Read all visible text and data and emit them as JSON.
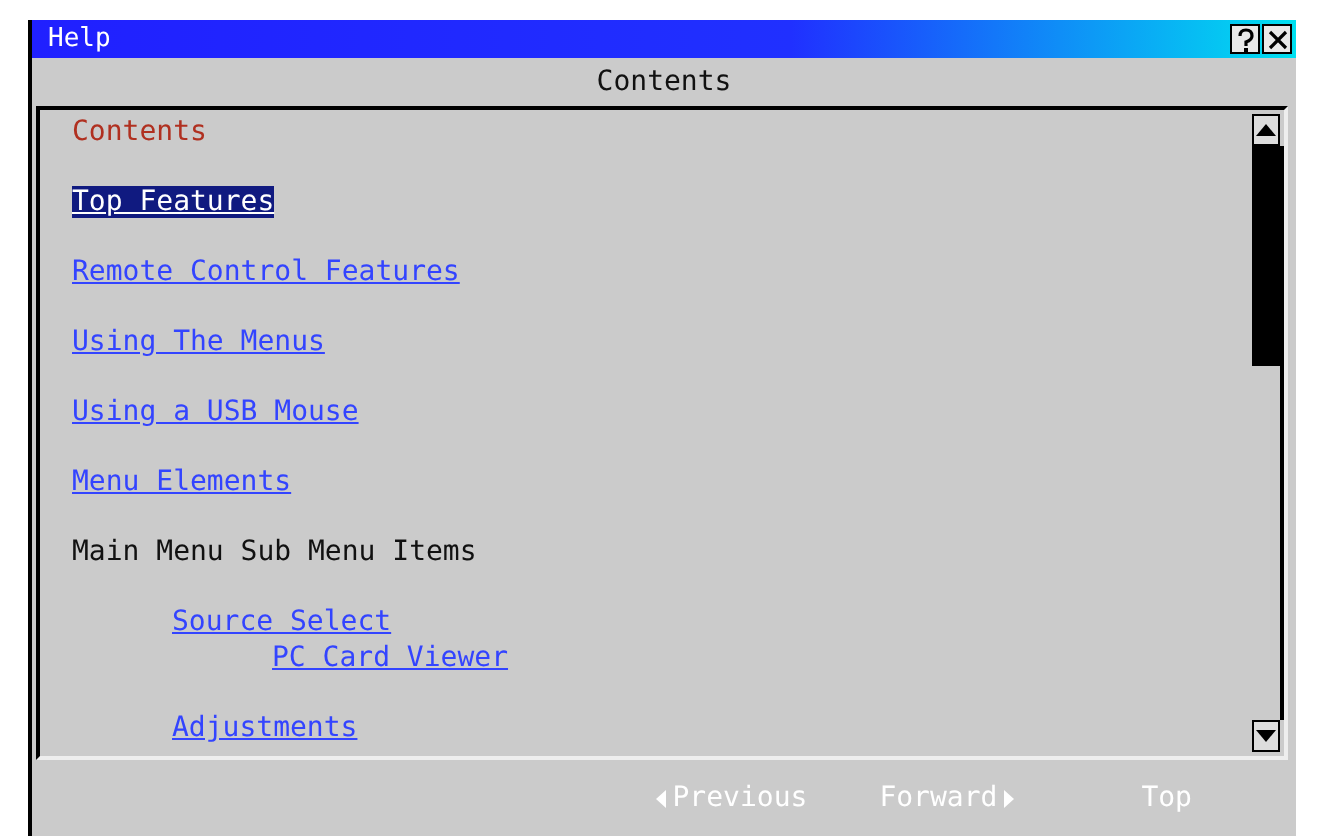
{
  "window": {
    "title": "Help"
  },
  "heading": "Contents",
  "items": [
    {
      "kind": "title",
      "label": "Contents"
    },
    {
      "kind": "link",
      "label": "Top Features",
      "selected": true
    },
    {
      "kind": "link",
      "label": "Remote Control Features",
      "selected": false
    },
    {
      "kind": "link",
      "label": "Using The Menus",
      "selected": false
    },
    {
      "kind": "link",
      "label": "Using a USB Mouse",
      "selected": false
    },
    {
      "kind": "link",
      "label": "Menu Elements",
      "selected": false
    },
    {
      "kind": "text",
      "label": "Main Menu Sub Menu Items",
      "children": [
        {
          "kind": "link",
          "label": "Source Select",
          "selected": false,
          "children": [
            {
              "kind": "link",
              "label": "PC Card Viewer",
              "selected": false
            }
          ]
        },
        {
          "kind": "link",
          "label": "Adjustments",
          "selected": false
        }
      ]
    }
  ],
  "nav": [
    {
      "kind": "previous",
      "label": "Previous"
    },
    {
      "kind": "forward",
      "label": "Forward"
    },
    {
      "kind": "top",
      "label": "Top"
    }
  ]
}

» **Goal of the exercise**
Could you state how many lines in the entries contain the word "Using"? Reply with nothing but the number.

» **Response below**
2